From the records that follow, copy every line in which "Scene" appears.

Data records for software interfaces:
_ _ _

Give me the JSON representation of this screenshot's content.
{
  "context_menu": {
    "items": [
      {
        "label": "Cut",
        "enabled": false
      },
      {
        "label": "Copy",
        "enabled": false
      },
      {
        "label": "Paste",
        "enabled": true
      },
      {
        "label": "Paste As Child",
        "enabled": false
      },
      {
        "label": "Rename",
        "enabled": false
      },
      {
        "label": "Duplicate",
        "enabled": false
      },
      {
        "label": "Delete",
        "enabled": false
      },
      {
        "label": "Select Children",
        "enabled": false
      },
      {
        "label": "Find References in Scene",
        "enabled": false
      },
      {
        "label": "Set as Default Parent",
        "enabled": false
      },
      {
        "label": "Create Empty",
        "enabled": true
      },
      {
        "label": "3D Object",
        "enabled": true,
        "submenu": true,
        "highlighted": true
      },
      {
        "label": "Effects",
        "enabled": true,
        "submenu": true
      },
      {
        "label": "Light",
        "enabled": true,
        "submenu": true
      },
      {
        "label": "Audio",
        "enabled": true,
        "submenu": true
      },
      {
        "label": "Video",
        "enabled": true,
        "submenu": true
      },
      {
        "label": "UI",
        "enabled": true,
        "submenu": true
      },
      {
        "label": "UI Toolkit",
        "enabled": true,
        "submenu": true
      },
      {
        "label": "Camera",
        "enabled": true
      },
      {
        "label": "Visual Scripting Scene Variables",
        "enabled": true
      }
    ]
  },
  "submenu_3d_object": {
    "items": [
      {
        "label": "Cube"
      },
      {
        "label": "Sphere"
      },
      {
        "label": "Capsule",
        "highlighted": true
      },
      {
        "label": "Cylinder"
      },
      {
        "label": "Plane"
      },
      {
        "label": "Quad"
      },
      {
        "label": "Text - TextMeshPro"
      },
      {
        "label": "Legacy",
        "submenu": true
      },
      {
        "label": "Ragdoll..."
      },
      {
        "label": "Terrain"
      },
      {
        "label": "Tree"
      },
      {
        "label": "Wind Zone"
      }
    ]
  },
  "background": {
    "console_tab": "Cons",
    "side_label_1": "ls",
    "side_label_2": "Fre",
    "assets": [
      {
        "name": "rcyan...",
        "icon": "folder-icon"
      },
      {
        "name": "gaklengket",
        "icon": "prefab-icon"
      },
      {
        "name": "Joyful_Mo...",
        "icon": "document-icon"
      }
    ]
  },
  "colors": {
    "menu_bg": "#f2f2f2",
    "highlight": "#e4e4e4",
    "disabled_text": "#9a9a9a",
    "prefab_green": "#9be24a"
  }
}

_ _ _

## Response area
        "label": "Find References in Scene",
        "label": "Visual Scripting Scene Variables",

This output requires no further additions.